• EXERCISE: Lines holding the string "ВОДНЫЕ" in the listing below are to be copied.

• DATA LISTING:
——

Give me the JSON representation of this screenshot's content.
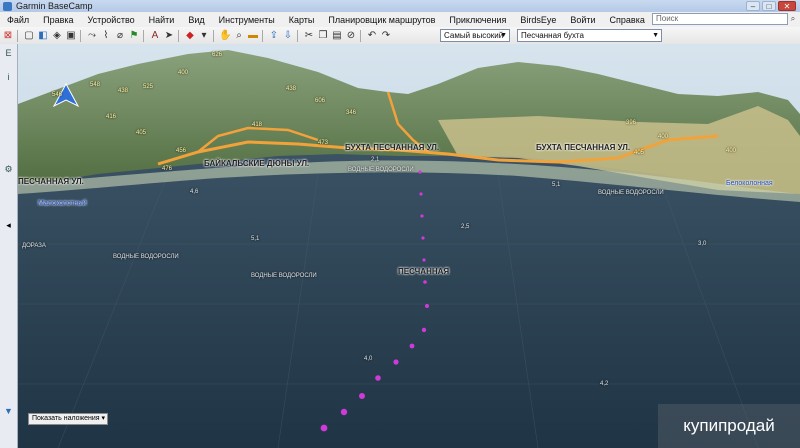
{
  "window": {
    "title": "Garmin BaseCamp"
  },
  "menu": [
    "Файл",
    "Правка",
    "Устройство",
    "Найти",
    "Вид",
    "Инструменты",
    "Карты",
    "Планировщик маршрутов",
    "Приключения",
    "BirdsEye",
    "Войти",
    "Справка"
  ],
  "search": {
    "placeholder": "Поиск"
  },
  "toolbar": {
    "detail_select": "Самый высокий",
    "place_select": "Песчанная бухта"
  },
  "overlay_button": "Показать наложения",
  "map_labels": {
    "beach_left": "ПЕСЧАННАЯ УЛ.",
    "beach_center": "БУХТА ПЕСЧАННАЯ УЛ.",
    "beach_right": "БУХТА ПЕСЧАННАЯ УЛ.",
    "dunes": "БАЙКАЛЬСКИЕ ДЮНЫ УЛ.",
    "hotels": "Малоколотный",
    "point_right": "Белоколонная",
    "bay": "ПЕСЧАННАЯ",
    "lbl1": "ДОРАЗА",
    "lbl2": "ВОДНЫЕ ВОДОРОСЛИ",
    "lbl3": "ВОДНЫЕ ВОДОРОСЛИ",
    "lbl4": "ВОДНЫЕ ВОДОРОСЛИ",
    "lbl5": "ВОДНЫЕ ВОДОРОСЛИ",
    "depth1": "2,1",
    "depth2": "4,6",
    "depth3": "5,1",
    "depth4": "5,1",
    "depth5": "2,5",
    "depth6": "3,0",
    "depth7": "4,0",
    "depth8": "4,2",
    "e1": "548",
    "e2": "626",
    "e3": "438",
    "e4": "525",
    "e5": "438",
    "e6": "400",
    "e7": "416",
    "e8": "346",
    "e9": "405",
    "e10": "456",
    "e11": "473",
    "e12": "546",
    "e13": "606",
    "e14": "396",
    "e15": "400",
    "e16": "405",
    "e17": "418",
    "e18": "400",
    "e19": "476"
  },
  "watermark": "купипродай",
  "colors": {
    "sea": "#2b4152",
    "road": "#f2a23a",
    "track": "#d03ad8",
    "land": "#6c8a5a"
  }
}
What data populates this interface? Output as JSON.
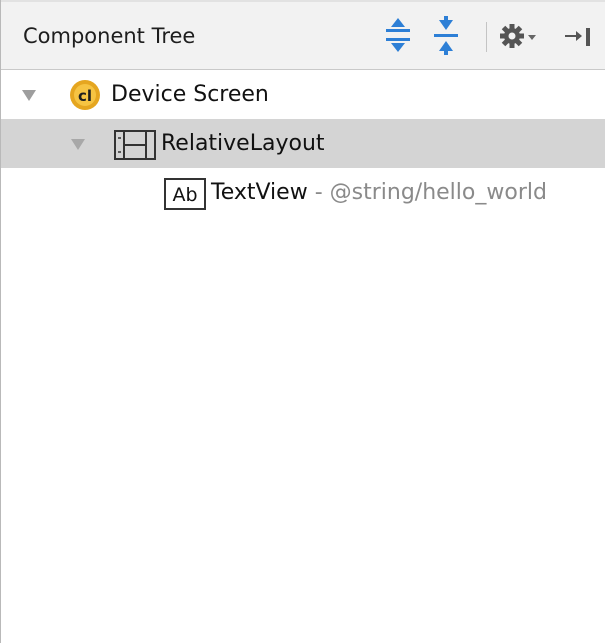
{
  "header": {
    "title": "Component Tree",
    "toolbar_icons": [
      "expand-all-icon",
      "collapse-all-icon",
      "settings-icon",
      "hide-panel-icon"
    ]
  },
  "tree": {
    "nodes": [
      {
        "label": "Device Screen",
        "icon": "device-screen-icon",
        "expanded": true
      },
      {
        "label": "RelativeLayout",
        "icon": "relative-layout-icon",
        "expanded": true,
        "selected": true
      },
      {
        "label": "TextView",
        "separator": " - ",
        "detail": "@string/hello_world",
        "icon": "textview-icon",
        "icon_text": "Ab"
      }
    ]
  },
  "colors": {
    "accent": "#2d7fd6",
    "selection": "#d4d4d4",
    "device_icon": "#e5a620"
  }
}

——

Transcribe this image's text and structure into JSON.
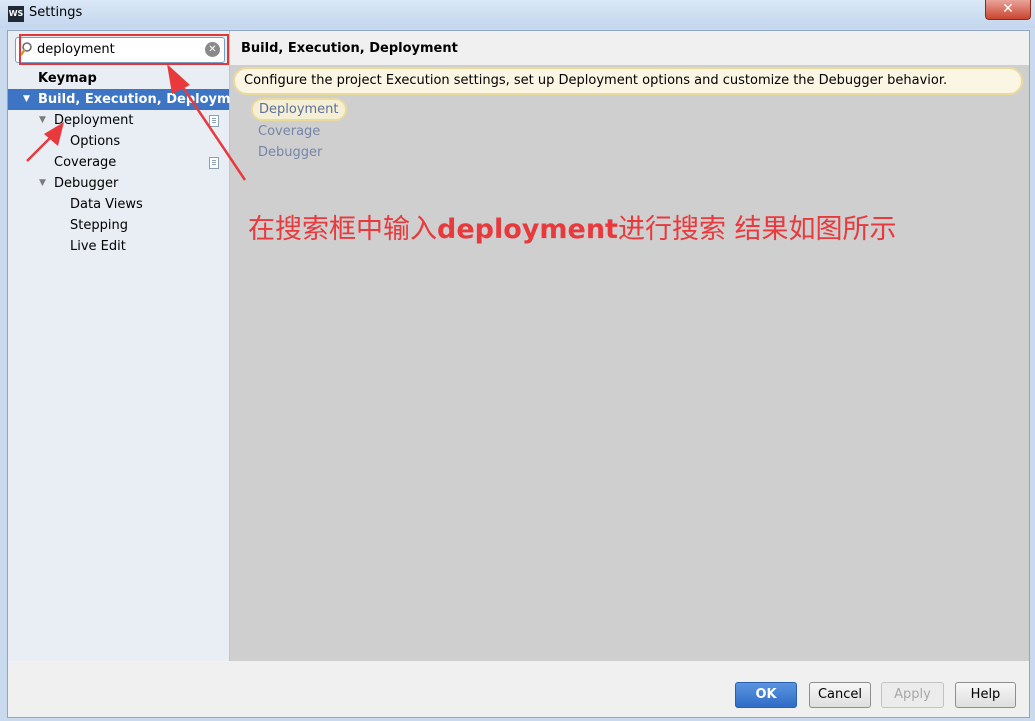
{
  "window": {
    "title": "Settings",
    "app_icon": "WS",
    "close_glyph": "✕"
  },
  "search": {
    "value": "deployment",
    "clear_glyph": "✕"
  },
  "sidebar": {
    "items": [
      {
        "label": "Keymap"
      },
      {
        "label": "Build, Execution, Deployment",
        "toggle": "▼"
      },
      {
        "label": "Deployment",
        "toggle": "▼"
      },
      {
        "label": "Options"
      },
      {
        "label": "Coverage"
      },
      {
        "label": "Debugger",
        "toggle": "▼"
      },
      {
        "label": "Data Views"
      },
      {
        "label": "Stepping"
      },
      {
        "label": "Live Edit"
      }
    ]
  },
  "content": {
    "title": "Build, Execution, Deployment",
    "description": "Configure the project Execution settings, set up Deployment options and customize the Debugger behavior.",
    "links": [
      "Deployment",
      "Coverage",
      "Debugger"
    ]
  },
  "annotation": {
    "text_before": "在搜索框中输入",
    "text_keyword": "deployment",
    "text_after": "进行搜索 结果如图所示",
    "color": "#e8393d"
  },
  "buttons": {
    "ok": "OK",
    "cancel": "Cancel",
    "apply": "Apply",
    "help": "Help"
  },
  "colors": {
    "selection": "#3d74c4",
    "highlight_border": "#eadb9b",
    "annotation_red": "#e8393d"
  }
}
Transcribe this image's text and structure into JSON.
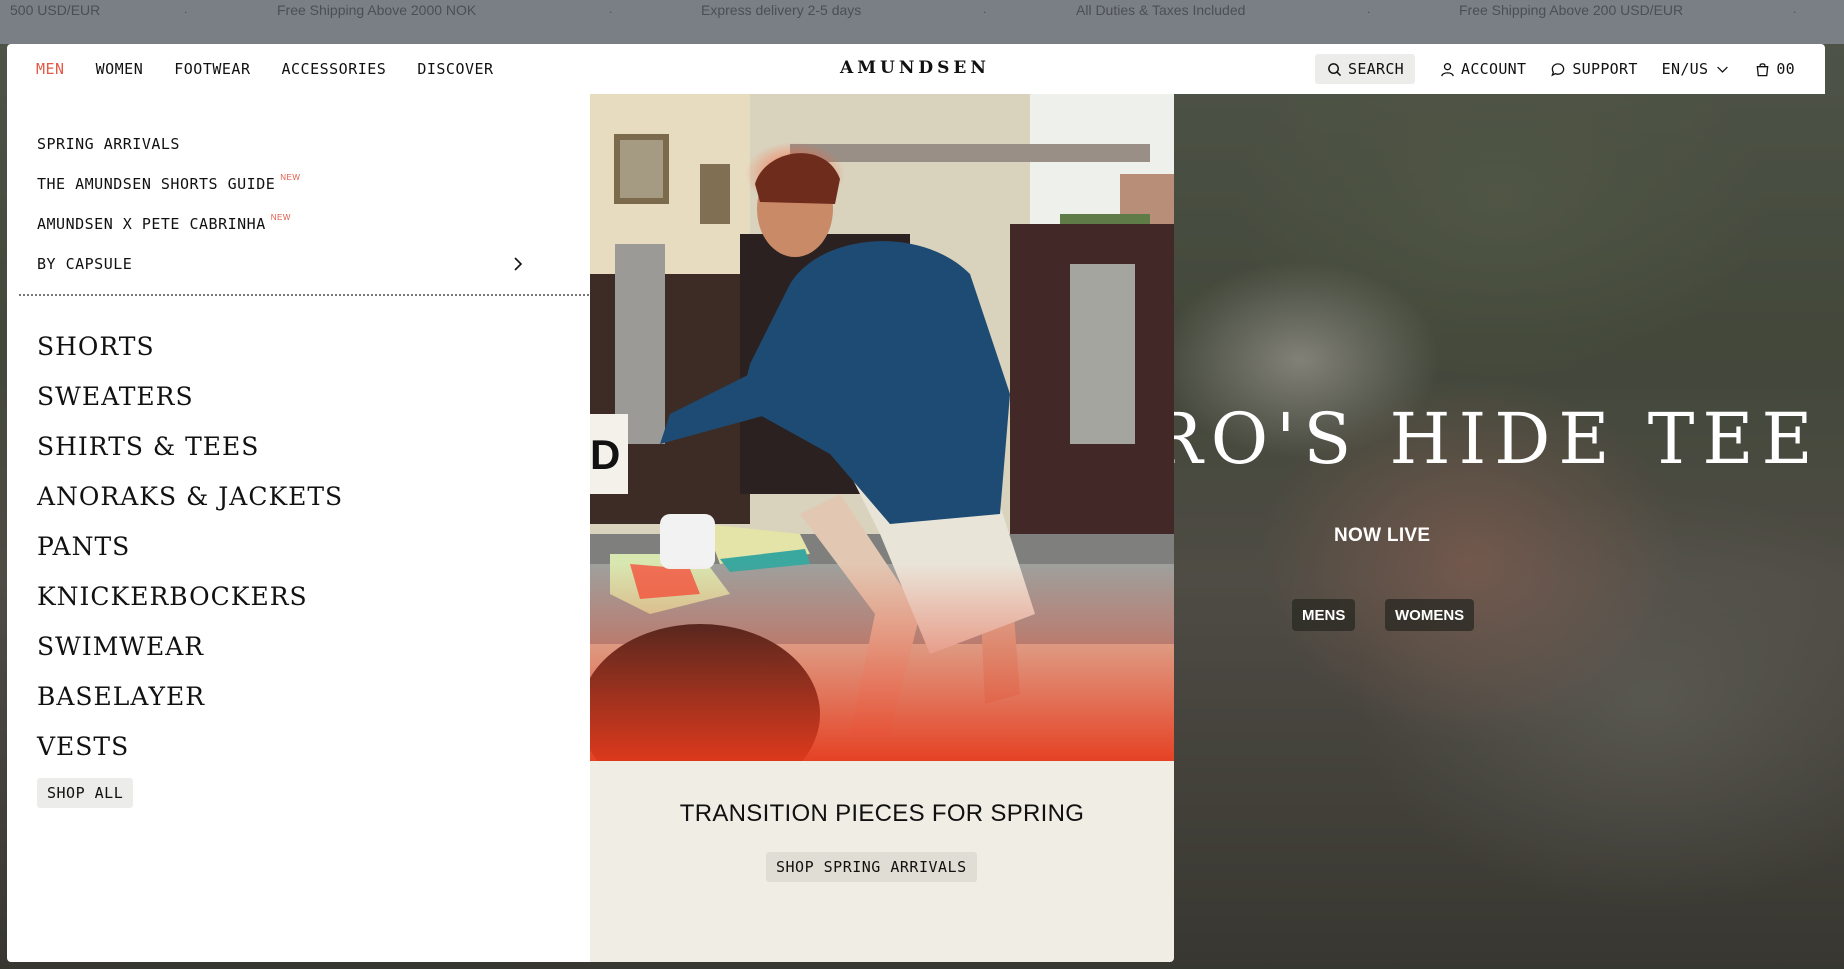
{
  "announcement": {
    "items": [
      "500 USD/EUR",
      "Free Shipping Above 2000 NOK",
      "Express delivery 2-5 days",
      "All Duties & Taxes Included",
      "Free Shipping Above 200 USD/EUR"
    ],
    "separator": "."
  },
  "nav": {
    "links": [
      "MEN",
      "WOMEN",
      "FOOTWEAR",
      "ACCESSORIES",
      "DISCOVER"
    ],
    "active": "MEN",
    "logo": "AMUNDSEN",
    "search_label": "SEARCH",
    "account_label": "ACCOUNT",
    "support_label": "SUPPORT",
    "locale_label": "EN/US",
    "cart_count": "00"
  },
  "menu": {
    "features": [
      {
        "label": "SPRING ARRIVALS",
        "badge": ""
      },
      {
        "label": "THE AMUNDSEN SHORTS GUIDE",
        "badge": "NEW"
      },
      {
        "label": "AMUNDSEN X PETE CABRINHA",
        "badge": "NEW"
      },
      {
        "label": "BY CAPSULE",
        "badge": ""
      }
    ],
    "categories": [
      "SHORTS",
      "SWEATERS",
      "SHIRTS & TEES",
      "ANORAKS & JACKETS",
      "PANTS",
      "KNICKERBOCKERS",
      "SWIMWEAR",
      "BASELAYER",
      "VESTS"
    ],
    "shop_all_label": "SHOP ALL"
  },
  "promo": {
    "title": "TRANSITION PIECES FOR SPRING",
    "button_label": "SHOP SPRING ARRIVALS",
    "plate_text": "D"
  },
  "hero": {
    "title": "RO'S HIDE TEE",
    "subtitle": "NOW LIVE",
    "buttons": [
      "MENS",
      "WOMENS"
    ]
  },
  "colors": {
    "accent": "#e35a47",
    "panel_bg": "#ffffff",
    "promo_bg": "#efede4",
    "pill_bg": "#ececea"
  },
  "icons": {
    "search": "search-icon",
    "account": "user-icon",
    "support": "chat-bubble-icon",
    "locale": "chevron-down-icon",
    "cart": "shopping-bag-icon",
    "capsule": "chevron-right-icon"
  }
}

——

• TASK RESULT:
    "lbl2": "ВОДНЫЕ ВОДОРОСЛИ",
    "lbl3": "ВОДНЫЕ ВОДОРОСЛИ",
    "lbl4": "ВОДНЫЕ ВОДОРОСЛИ",
    "lbl5": "ВОДНЫЕ ВОДОРОСЛИ",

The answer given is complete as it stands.